───── DATA UNDER STUDY ─────

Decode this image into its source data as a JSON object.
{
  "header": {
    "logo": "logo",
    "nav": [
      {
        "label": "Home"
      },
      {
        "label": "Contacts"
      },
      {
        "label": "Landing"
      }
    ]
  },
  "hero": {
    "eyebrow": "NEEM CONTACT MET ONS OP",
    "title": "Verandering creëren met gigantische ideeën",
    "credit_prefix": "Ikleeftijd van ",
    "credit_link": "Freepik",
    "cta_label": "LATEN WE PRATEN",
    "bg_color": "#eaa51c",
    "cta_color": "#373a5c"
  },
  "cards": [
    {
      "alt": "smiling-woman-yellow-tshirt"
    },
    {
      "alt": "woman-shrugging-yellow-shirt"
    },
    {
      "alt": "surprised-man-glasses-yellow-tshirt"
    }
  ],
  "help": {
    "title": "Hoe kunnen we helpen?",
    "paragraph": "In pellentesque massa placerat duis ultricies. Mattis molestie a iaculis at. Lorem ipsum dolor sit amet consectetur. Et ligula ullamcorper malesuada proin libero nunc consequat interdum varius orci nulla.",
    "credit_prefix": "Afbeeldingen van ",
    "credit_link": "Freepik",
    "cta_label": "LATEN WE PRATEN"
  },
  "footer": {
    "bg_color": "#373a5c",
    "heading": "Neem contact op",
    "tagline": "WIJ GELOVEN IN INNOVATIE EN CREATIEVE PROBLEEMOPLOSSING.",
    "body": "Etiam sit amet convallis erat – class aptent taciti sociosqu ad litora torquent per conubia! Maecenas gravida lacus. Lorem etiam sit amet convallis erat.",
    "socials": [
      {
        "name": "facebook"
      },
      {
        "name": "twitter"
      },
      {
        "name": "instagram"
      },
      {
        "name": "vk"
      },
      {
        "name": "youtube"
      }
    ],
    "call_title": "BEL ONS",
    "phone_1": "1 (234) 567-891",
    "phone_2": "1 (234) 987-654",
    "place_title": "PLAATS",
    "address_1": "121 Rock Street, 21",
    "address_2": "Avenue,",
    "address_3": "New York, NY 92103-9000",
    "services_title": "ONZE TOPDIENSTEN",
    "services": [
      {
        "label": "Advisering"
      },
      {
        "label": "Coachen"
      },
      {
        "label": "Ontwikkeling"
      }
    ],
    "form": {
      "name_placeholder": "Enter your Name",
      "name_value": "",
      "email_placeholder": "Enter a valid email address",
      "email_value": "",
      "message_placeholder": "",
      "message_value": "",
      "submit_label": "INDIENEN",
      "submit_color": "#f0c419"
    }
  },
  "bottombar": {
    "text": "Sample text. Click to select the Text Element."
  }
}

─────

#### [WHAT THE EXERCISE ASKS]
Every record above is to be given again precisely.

#### [OUTPUT FOR THIS EXERCISE]
Decode this image into its source data as a JSON object.
{
  "header": {
    "logo": "logo",
    "nav": [
      {
        "label": "Home"
      },
      {
        "label": "Contacts"
      },
      {
        "label": "Landing"
      }
    ]
  },
  "hero": {
    "eyebrow": "NEEM CONTACT MET ONS OP",
    "title": "Verandering creëren met gigantische ideeën",
    "credit_prefix": "Ikleeftijd van ",
    "credit_link": "Freepik",
    "cta_label": "LATEN WE PRATEN",
    "bg_color": "#eaa51c",
    "cta_color": "#373a5c"
  },
  "cards": [
    {
      "alt": "smiling-woman-yellow-tshirt"
    },
    {
      "alt": "woman-shrugging-yellow-shirt"
    },
    {
      "alt": "surprised-man-glasses-yellow-tshirt"
    }
  ],
  "help": {
    "title": "Hoe kunnen we helpen?",
    "paragraph": "In pellentesque massa placerat duis ultricies. Mattis molestie a iaculis at. Lorem ipsum dolor sit amet consectetur. Et ligula ullamcorper malesuada proin libero nunc consequat interdum varius orci nulla.",
    "credit_prefix": "Afbeeldingen van ",
    "credit_link": "Freepik",
    "cta_label": "LATEN WE PRATEN"
  },
  "footer": {
    "bg_color": "#373a5c",
    "heading": "Neem contact op",
    "tagline": "WIJ GELOVEN IN INNOVATIE EN CREATIEVE PROBLEEMOPLOSSING.",
    "body": "Etiam sit amet convallis erat – class aptent taciti sociosqu ad litora torquent per conubia! Maecenas gravida lacus. Lorem etiam sit amet convallis erat.",
    "socials": [
      {
        "name": "facebook"
      },
      {
        "name": "twitter"
      },
      {
        "name": "instagram"
      },
      {
        "name": "vk"
      },
      {
        "name": "youtube"
      }
    ],
    "call_title": "BEL ONS",
    "phone_1": "1 (234) 567-891",
    "phone_2": "1 (234) 987-654",
    "place_title": "PLAATS",
    "address_1": "121 Rock Street, 21",
    "address_2": "Avenue,",
    "address_3": "New York, NY 92103-9000",
    "services_title": "ONZE TOPDIENSTEN",
    "services": [
      {
        "label": "Advisering"
      },
      {
        "label": "Coachen"
      },
      {
        "label": "Ontwikkeling"
      }
    ],
    "form": {
      "name_placeholder": "Enter your Name",
      "name_value": "",
      "email_placeholder": "Enter a valid email address",
      "email_value": "",
      "message_placeholder": "",
      "message_value": "",
      "submit_label": "INDIENEN",
      "submit_color": "#f0c419"
    }
  },
  "bottombar": {
    "text": "Sample text. Click to select the Text Element."
  }
}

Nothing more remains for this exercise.